2061. Veteran's Willingness to Travel for Inpatient and Outpatient Medical Care
Ciaran S Phibbs, PhD, VA Palo Alto Healthcare System and Stanford University, J Zwanziger, University of Illinois, CM Kane,
University of Rochester, AK Schmitt,
VA Palo Alto Healthcare System
Objectives: Previous work has found that travel time or distance affects demand for inpatient or outpatient care. No one, however, has examined this issue for both types of care using the same patients. This study looks at how distance affects veterans’ use of inpatient and outpatient VA medical care.
Methods: Data from the US Census, the Survey of Veterans, and VA pension data were used to estimate the number of veterans in each ZIP code eligible for VA health care. VA utilization data were used to determine the number of veterans in each ZIP who used VA care. The regular non-VA providers of health care to residents of each ZIP were identified from Medicare data. Regression models were used to examine how distance to VA and non-VA providers affected veterans’ use of VA services.
Results: Most eligible veterans do not receive care at VA (use rates, 5% inpatient, 20% outpatient). For inpatient care, use fell rapidly as distance increased up to 15 miles, but had very limited effect for longer distances. The use of outpatient care was even more sensitive to added distance, especially for short distances. Added distance had a greater effect on the number of outpatient visits than it did on the decision to use any VA outpatient care.
Conclusions: While travel distance affects the demand for both outpatient and inpatient care, outpatient care is more sensitive to additional travel.

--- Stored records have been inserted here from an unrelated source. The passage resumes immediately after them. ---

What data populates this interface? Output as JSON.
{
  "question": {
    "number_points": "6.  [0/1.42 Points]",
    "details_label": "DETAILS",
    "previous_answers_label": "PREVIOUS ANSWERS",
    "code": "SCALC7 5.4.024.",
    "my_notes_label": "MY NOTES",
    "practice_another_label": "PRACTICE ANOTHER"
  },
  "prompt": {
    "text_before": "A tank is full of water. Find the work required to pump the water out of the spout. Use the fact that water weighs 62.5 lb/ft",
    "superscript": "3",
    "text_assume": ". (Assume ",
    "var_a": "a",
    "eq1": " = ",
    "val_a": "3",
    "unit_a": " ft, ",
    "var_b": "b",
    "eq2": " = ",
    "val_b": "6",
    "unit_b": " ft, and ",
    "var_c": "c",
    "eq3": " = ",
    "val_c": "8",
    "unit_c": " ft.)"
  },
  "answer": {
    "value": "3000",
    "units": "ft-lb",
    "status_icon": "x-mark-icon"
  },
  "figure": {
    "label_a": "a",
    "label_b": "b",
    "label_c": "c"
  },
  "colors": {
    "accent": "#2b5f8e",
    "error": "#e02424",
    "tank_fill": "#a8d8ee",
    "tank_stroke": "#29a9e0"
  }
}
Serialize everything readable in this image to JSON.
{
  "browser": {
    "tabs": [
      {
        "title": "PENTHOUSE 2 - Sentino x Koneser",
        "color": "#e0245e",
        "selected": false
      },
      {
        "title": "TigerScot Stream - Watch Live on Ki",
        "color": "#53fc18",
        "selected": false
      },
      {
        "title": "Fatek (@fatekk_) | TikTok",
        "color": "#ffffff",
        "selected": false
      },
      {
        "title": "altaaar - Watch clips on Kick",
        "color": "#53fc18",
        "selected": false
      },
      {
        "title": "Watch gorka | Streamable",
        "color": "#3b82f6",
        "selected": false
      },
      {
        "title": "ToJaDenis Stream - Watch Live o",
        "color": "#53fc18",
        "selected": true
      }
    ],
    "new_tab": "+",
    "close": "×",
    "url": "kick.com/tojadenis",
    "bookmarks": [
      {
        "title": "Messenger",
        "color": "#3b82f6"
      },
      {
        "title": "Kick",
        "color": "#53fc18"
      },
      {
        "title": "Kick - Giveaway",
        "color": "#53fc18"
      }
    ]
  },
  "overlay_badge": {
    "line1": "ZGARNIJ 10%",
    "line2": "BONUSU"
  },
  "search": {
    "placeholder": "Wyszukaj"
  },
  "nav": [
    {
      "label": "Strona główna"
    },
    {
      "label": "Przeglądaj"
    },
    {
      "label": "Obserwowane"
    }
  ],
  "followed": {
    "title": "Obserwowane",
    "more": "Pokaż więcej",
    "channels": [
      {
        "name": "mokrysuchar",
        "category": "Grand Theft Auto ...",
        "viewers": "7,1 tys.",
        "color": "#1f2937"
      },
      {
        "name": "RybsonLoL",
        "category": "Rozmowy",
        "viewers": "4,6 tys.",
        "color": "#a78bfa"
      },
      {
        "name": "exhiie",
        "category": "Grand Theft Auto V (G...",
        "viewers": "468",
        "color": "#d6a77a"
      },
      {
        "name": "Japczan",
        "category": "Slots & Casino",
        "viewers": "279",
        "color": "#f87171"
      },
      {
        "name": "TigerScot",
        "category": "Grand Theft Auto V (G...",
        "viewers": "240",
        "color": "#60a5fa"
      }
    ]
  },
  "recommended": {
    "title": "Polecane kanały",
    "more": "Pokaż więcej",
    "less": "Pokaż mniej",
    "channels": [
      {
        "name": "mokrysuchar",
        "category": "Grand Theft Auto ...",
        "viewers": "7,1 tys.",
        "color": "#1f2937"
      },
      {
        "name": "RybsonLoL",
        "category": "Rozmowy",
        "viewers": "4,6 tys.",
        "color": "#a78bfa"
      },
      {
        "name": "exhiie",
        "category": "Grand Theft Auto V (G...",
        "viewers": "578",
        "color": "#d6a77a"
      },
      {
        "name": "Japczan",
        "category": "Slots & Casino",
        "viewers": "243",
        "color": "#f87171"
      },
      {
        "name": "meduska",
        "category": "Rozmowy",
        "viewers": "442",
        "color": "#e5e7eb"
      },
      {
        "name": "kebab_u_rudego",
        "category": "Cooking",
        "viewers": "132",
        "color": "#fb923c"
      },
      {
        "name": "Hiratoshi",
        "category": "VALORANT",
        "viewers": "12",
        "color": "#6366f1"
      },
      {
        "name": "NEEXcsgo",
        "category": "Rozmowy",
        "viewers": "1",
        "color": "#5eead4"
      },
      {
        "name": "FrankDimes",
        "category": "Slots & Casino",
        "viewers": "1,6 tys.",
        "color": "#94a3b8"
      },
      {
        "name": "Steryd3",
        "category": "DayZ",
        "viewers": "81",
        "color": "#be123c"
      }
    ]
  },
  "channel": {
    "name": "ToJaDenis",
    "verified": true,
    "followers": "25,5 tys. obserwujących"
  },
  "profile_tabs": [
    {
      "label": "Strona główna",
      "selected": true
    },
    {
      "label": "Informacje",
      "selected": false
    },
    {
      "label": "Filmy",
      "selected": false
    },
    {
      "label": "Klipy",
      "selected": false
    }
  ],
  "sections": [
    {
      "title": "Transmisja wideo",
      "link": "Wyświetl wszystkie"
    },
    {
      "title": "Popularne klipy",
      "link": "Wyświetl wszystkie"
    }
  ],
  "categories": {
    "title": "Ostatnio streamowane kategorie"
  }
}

Impact: These results support the recent VA efforts to improve veterans’ geographic access to outpatient care.